The post-Covid era has enjoyed an unprecedented rise in high bandwidth consumption activities such as remote working, streaming, VR, and AR. With the recent breakthroughs in AI and introduction of ChatGPT, data transport and interconnect fabrics of data centers are being stressed to the limits and forced to scale up even more rapidly than their traditional pace, leading to design reconsiderations on many fronts. In this talk, we revisit historical wireline trends in the last 20 years and their challenges, as well as give Marvell success stories on how these new frontiers are being tackled.


Ray Nguyen received his BS from the University of Texas at Austin in 2006, his MS and PhD from Stanford University in 2008 and 2011, respectively. His dissertation focused on high-speed parametric pipeline ADCs and their compensation techniques. He joined Clariphy Communication in 2012, which was later acquired by Inphi in 2016, and subsequently by Marvell in 2020. In the past decade, Dr. Nguyen has built and led various highs-peed serdes and optical projects with state-of-the-art performance from inception to production. His research interests include highspeed analog front-end, time-interleaved data converters, digital signal processing, and calibration techniques. He authored over a dozen US patents and publications and currently serves as a sr. Principal Engineer at Marvell.

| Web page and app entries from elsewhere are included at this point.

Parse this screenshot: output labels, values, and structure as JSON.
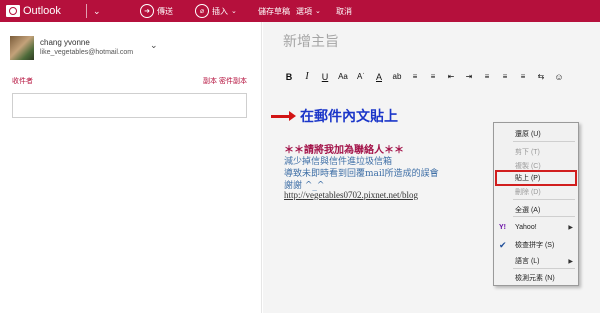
{
  "topbar": {
    "brand": "Outlook",
    "send_label": "傳送",
    "insert_label": "插入",
    "save_draft_label": "儲存草稿",
    "options_label": "選項",
    "cancel_label": "取消",
    "color": "#b5103c"
  },
  "account": {
    "name": "chang yvonne",
    "email": "like_vegetables@hotmail.com"
  },
  "recipients": {
    "to_label": "收件者",
    "cc_bcc_label": "副本 密件副本",
    "to_value": ""
  },
  "compose": {
    "subject_placeholder": "新增主旨",
    "toolbar": [
      "B",
      "I",
      "U",
      "Aa",
      "A˙",
      "A",
      "ab",
      "≡",
      "≡",
      "⇤",
      "⇥",
      "≡",
      "≡",
      "≡",
      "⇆",
      "☺"
    ],
    "body_title": "在郵件內文貼上",
    "signature": [
      "＊＊請將我加為聯絡人＊＊",
      "減少掉信與信件進垃圾信箱",
      "導致未即時看到回覆mail所造成的誤會",
      "謝謝 ^_^"
    ],
    "signature_link": "http://vegetables0702.pixnet.net/blog"
  },
  "context_menu": {
    "items": [
      {
        "label": "還原 (U)",
        "disabled": false
      },
      {
        "label": "剪下 (T)",
        "disabled": true
      },
      {
        "label": "複製 (C)",
        "disabled": true
      },
      {
        "label": "貼上 (P)",
        "disabled": false,
        "highlighted": true
      },
      {
        "label": "刪除 (D)",
        "disabled": true
      },
      {
        "label": "全選 (A)",
        "disabled": false
      },
      {
        "label": "Yahoo!",
        "disabled": false,
        "submenu": true
      },
      {
        "label": "檢查拼字 (S)",
        "disabled": false,
        "checked": true
      },
      {
        "label": "語言 (L)",
        "disabled": false,
        "submenu": true
      },
      {
        "label": "檢測元素 (N)",
        "disabled": false
      }
    ],
    "highlight_color": "#d11e1e"
  }
}
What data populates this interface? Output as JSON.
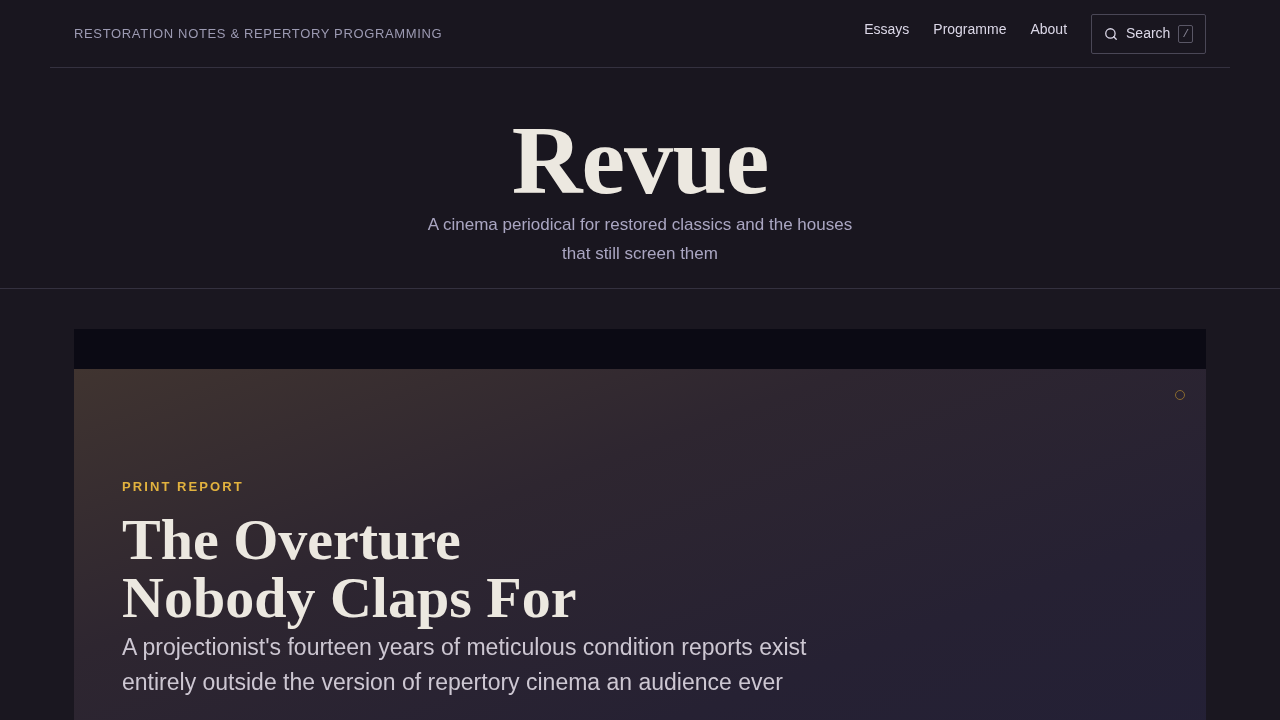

Arik Zafrany received his B.Sc  and M.Sc degrees in electrical engineering from Tel-Aviv University, Israel in 2001 and 2004 respectively. His master degree dissertation focused on solitons in a linearly coupled systems with separated dispersion and nonlinearity. He has worked on communication circuits for wireless, wireline and fiber optics applications and is currently with Marvell semiconductors working on high-speed circuits for fiber optics applications.